• **What the task requires**
Search the material below for the string "Events" and list each line that holds it.

• **Data to use**
###

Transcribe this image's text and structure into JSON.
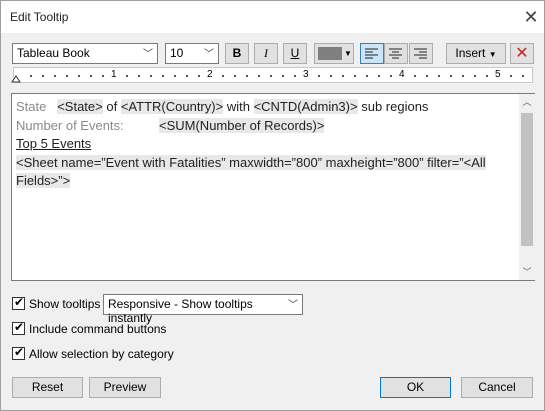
{
  "window": {
    "title": "Edit Tooltip"
  },
  "toolbar": {
    "font_name": "Tableau Book",
    "font_size": "10",
    "bold": "B",
    "italic": "I",
    "underline": "U",
    "font_color": "#7f7f7f",
    "insert_label": "Insert",
    "active_alignment": "left"
  },
  "ruler": {
    "marks": [
      "1",
      "2",
      "3",
      "4",
      "5"
    ]
  },
  "editor": {
    "line1": {
      "label": "State",
      "field1": "<State>",
      "text1": "of",
      "field2": "<ATTR(Country)>",
      "text2": "with",
      "field3": "<CNTD(Admin3)>",
      "text3": "sub regions"
    },
    "line2": {
      "label": "Number of Events:",
      "field": "<SUM(Number of Records)>"
    },
    "line3": {
      "heading": "Top 5 Events"
    },
    "line4": {
      "sheet_tag": "<Sheet name=”Event with Fatalities” maxwidth=”800” maxheight=”800” filter=”<All Fields>”>"
    }
  },
  "options": {
    "show_tooltips": {
      "label": "Show tooltips",
      "checked": true
    },
    "tooltip_mode": "Responsive - Show tooltips instantly",
    "include_command_buttons": {
      "label": "Include command buttons",
      "checked": true
    },
    "allow_selection": {
      "label": "Allow selection by category",
      "checked": true
    }
  },
  "buttons": {
    "reset": "Reset",
    "preview": "Preview",
    "ok": "OK",
    "cancel": "Cancel"
  }
}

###

• **Task solution**
      "label": "Number of Events:",
      "heading": "Top 5 Events"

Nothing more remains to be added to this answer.